The word avatar originates in Hinduism, where it stands for the "descent" of a deity in a terrestrial form (deities in Hinduism are popularly thought to be formless and capable of manifesting themselves in any form).
The earliest use of the word avatar in a computer game was the 1979 PLATO role-playing game Avatar.
The use of the term avatar for the on-screen representation of the user was coined in 1985 by Richard Garriott for the computer game Ultima IV: Quest of the Avatar. In this game, Garriott desired the player's character to be his earth self manifested into the virtual world. Garriott did this because he wanted the real player to be responsible for the character's in game actions due to the ethical parables he designed into the story. Only if you were playing "yourself" Garriott felt, could you be judged based on your character's actions.
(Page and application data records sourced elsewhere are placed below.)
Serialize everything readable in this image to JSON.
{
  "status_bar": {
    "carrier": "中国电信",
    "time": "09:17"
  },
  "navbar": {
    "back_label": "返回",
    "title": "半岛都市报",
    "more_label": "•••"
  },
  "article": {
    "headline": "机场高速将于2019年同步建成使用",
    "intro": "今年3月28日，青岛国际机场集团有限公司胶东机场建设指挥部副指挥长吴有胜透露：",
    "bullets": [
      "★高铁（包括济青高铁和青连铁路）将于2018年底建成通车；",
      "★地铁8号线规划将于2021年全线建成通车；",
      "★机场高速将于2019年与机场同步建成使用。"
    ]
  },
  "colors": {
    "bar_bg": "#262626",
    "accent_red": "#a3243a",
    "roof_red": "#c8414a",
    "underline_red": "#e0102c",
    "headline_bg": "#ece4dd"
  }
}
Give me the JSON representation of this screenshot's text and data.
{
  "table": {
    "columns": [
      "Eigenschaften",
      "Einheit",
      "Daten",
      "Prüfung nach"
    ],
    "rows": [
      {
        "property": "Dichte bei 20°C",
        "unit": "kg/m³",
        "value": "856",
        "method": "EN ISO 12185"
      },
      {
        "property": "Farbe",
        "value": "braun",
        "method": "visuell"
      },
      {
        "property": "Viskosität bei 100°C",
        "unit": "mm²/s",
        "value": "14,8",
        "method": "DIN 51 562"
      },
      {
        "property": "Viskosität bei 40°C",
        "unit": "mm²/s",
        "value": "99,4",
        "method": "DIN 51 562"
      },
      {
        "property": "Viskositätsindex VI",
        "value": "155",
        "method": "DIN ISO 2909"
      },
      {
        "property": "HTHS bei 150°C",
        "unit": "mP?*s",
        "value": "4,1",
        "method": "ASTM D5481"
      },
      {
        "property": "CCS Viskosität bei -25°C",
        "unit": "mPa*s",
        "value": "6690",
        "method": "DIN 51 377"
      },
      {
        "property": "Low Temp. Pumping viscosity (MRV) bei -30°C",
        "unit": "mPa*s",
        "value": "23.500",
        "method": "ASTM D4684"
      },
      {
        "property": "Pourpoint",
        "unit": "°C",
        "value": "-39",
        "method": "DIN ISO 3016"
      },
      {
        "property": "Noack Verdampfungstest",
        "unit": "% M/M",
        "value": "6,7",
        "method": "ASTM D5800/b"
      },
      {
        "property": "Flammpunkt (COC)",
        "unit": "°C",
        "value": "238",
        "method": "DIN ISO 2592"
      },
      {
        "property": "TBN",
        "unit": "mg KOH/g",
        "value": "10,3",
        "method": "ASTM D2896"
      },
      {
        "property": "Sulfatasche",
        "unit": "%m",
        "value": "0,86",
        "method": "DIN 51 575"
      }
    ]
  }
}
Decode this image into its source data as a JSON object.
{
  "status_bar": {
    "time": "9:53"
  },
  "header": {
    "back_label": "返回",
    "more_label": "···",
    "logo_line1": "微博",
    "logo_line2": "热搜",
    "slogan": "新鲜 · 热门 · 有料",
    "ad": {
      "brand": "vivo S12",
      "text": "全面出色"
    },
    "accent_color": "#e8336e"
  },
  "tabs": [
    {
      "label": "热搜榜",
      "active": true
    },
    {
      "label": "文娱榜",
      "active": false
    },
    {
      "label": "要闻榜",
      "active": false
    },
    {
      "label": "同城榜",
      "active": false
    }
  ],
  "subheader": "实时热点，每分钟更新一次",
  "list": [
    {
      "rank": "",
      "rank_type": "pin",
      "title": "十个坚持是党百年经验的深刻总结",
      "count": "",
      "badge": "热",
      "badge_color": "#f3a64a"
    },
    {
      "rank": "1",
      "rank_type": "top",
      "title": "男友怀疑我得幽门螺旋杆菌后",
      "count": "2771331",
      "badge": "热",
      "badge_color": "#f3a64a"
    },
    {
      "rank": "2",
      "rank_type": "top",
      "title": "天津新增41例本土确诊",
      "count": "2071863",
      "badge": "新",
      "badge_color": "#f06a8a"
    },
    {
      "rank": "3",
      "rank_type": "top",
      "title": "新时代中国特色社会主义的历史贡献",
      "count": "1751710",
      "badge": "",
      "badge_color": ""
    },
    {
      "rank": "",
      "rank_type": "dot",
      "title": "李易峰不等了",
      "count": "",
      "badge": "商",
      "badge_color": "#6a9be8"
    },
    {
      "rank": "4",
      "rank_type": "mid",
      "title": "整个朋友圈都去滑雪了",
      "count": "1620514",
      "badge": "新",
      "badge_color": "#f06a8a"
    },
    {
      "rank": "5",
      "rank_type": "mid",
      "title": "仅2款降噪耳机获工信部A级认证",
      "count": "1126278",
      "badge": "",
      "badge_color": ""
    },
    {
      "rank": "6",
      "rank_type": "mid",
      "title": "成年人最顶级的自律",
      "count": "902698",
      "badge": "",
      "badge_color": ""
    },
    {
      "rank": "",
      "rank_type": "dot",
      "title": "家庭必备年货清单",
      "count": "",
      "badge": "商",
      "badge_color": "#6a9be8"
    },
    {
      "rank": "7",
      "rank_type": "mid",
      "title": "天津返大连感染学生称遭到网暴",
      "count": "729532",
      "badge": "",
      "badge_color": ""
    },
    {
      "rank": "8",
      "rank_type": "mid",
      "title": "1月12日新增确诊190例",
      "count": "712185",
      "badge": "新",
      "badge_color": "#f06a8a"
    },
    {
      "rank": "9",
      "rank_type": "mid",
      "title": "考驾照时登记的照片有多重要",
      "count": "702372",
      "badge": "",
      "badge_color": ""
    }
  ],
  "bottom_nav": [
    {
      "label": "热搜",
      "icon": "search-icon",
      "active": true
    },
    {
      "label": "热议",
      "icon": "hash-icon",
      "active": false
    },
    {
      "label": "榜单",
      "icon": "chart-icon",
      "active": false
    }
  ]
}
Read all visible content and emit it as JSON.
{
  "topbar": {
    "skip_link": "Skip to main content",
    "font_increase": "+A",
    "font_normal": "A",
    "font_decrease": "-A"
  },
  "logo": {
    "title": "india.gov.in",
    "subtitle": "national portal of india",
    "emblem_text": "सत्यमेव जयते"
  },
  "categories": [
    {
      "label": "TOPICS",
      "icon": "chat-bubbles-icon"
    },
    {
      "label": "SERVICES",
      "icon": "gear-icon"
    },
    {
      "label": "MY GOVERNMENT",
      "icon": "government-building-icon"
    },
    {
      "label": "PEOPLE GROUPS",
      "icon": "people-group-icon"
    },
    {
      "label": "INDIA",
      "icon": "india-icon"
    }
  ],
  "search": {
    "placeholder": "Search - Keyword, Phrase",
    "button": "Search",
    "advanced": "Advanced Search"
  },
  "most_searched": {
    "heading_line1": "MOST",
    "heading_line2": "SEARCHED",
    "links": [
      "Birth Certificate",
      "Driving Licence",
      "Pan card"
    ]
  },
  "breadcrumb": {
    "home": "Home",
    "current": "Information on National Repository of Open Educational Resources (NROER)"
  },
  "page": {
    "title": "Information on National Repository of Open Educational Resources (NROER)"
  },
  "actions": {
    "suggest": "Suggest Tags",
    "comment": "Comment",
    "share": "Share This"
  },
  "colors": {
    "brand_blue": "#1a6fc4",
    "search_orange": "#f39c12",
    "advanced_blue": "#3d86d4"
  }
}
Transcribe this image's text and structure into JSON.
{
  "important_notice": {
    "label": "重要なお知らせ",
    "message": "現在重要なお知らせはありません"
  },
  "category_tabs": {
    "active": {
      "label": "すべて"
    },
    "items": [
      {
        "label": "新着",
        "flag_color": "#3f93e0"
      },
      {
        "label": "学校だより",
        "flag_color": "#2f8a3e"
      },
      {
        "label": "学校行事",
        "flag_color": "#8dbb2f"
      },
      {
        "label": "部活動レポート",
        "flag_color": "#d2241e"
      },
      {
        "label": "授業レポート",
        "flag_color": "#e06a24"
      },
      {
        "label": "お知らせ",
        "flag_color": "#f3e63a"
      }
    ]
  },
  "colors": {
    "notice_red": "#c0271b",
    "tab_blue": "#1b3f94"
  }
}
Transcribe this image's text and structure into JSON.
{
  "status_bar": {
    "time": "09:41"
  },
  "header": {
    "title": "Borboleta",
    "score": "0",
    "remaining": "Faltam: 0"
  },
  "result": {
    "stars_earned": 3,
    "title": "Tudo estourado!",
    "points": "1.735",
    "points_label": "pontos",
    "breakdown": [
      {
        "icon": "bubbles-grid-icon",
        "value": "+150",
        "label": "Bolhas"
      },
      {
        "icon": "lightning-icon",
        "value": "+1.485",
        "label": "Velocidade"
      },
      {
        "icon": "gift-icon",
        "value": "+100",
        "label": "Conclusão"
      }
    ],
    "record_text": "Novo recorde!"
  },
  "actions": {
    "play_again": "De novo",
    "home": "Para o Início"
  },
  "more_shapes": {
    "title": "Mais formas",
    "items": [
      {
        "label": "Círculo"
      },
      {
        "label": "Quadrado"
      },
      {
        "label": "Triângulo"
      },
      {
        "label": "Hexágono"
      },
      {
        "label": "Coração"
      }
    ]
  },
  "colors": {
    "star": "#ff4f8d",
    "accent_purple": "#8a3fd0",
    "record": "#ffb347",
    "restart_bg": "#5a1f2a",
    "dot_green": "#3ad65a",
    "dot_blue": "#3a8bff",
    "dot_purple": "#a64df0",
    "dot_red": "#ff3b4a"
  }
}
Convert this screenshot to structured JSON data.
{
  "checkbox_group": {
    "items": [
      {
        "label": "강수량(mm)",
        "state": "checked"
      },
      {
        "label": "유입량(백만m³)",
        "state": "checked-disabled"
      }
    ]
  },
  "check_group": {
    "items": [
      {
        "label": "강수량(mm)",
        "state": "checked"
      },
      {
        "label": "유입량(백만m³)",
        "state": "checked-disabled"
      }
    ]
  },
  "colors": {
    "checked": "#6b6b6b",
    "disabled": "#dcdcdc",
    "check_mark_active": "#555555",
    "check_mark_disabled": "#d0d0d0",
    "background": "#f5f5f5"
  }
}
Because of its ethically-nuanced, story-driven approach, he took the Hindu word associated with a deity's manifestation on earth in physical form, and applied it to a player manifesting in the game world.
The term avatar was also used in 1986 by Chip Morningstar in Lucasfilm's online role-playing game Habitat.
Another early use of the term was in the pen and paper role-playing game Shadowrun (1989).